About 9000 households targeted by the project also received drought-resistant seeds and early maturing crops like sorghum and millet. Dairy cows, chickens, and beehives were distributed to farmers to encourage alternative livelihoods and provide much-needed protein boost to their diet. A savings scheme is helping farmers purchase farming inputs and spare parts for the water harvesting and irrigation systems. Plans are underway to launch a networking platform on climate change for stakeholders throughout the country, and to replicate the project in the communities of Hamelmalo and Habero.
Like the mining policy of Eritrea that was introduced in the January 2017 edition of Hommes d’Afrique, the network of Eritrean water dams can serve as a model to many African countries for the following reasons. Often in Africa, immense water dams are constructed which become “white elephants” and destroy small-scale farmers and micro-water dams used for local farming and the local economy.

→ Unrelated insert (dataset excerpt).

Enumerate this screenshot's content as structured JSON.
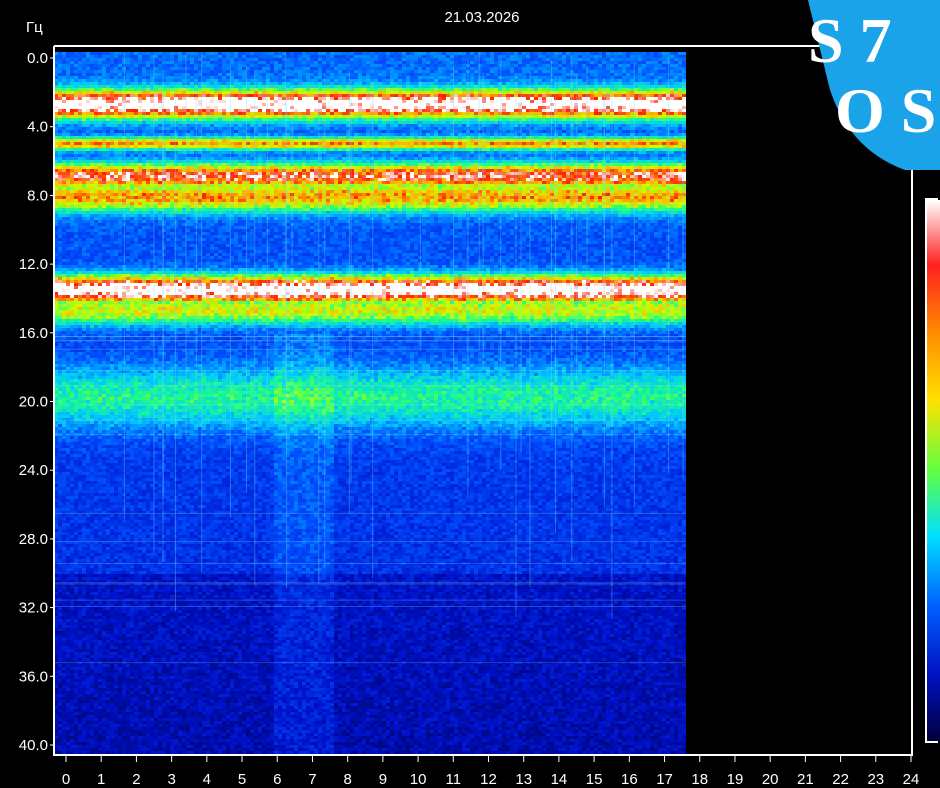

Secondly, it is a “Local Content”. In Africa, 99% of the time building up large and mega water dams means giving the job and the human resources to non-African enterprises. From its feasibility study to its operations and maintenance, the foreigner will be the master of the project. He will come with his know-how and will not share it with the local professionals. Things are going differently in Eritrea with the building of small and micro-water dams. The third point that makes the Eritrean system of water dams catchy is tourism. Water dams add a beautiful touristic panorama to the Eritrean landscape, which is quite special.
This diversity generates multiple experiences. An intra-African benchmarking would allow African countries to share experiences. Without a doubt, the system of water dams of Eritrea can be mentioned.

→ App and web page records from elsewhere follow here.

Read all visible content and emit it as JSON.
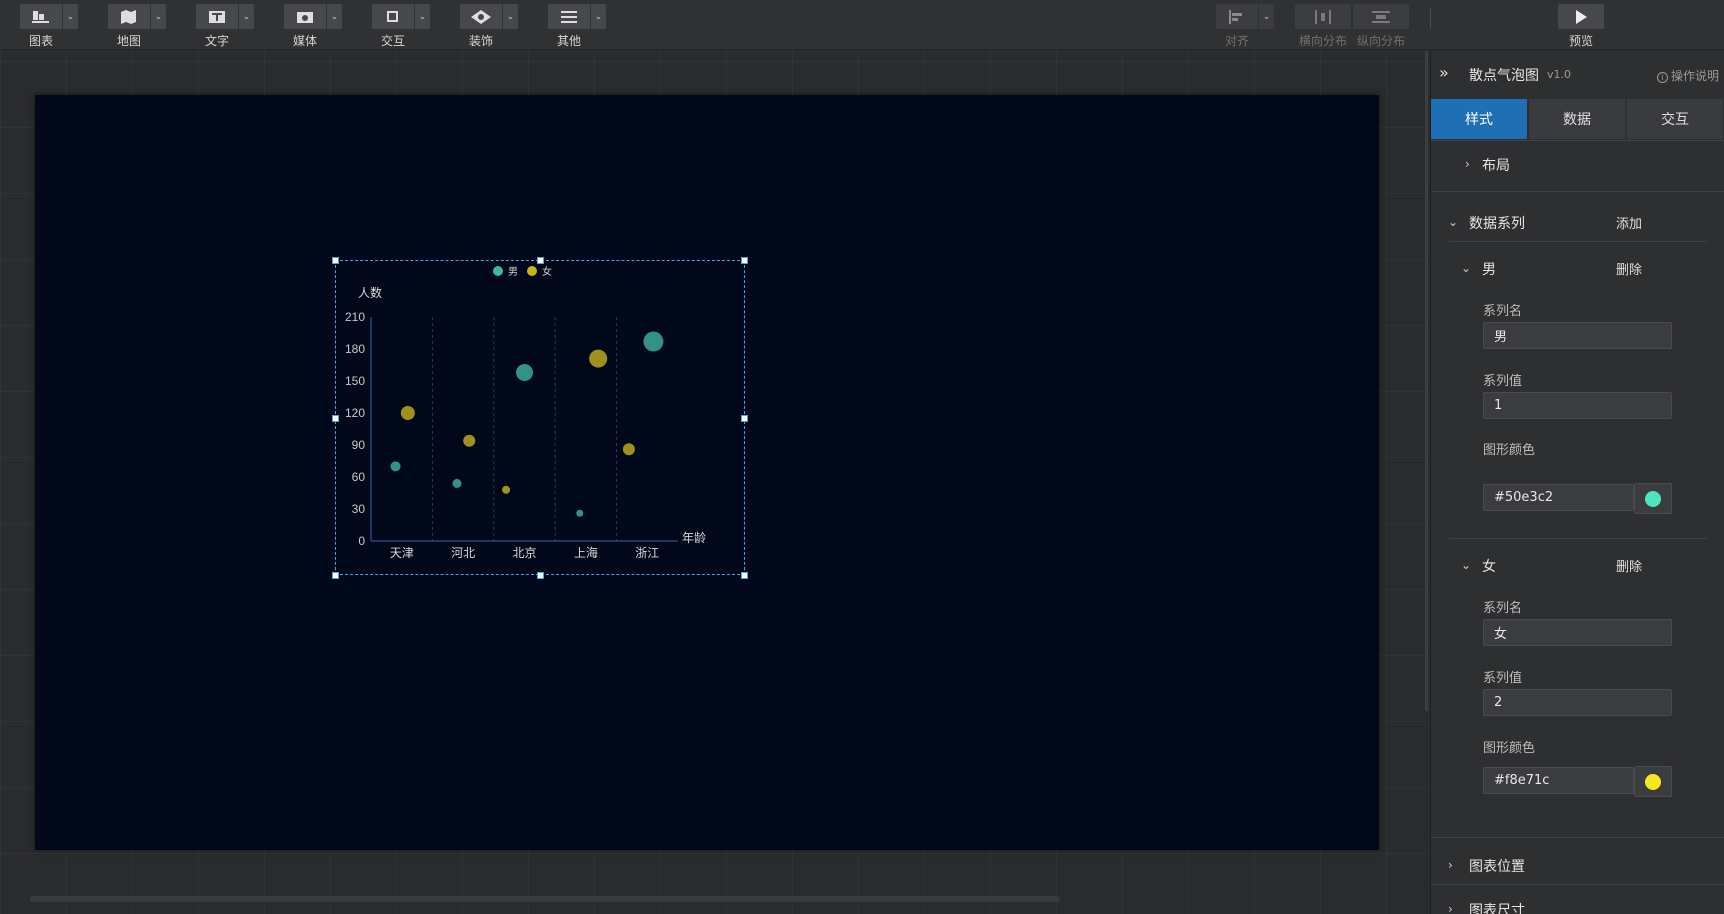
{
  "toolbar": {
    "items": [
      {
        "label": "图表",
        "icon": "chart-icon"
      },
      {
        "label": "地图",
        "icon": "map-icon"
      },
      {
        "label": "文字",
        "icon": "text-icon"
      },
      {
        "label": "媒体",
        "icon": "media-icon"
      },
      {
        "label": "交互",
        "icon": "interaction-icon"
      },
      {
        "label": "装饰",
        "icon": "decoration-icon"
      },
      {
        "label": "其他",
        "icon": "other-icon"
      }
    ],
    "align_label": "对齐",
    "hdist_label": "横向分布",
    "vdist_label": "纵向分布",
    "preview_label": "预览"
  },
  "panel": {
    "title": "散点气泡图",
    "version": "v1.0",
    "help": "操作说明",
    "tabs": [
      "样式",
      "数据",
      "交互"
    ],
    "active_tab": "样式",
    "layout_label": "布局",
    "series_section": "数据系列",
    "add_label": "添加",
    "delete_label": "删除",
    "series": [
      {
        "header": "男",
        "name_label": "系列名",
        "name": "男",
        "value_label": "系列值",
        "value": "1",
        "color_label": "图形颜色",
        "color": "#50e3c2"
      },
      {
        "header": "女",
        "name_label": "系列名",
        "name": "女",
        "value_label": "系列值",
        "value": "2",
        "color_label": "图形颜色",
        "color": "#f8e71c"
      }
    ],
    "position_label": "图表位置",
    "size_label": "图表尺寸"
  },
  "chart_data": {
    "type": "scatter",
    "legend": [
      "男",
      "女"
    ],
    "legend_placement": "top-center",
    "colors": {
      "男": "#3fb6a0",
      "女": "#c8b41c"
    },
    "ylabel": "人数",
    "xlabel": "年龄",
    "categories": [
      "天津",
      "河北",
      "北京",
      "上海",
      "浙江"
    ],
    "yticks": [
      0,
      30,
      60,
      90,
      120,
      150,
      180,
      210
    ],
    "ylim": [
      0,
      210
    ],
    "series": [
      {
        "name": "男",
        "points": [
          {
            "x": 0.4,
            "y": 70,
            "size": 10
          },
          {
            "x": 1.4,
            "y": 54,
            "size": 9
          },
          {
            "x": 2.5,
            "y": 158,
            "size": 17
          },
          {
            "x": 3.4,
            "y": 26,
            "size": 7
          },
          {
            "x": 4.6,
            "y": 187,
            "size": 20
          }
        ]
      },
      {
        "name": "女",
        "points": [
          {
            "x": 0.6,
            "y": 120,
            "size": 14
          },
          {
            "x": 1.6,
            "y": 94,
            "size": 12
          },
          {
            "x": 2.2,
            "y": 48,
            "size": 8
          },
          {
            "x": 3.7,
            "y": 171,
            "size": 18
          },
          {
            "x": 4.2,
            "y": 86,
            "size": 12
          }
        ]
      }
    ],
    "grid": "vertical-dashed"
  }
}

Apart from this, access to potable water has been provided to some communities in various parts of Eritrea. Water is now readily available at people’s doorsteps with no need to walk long distances to fetch water. Water catchments such as micro dams have been built in the past and are still being built, engaging communities in hard work for food and nutrition security with abundant amounts of water reserved.
Construction of dams is a comprehensive development initiative which causes the economy of a country to improve through agricultural production. It also contributes to a wise way of land and water management. Moreover, it is an opportunity for communities’ settlement and the establishment of new towns reducing the effect of urbanization on major cities. Overall, living standards of the population and communities are greatly impacted by such national development.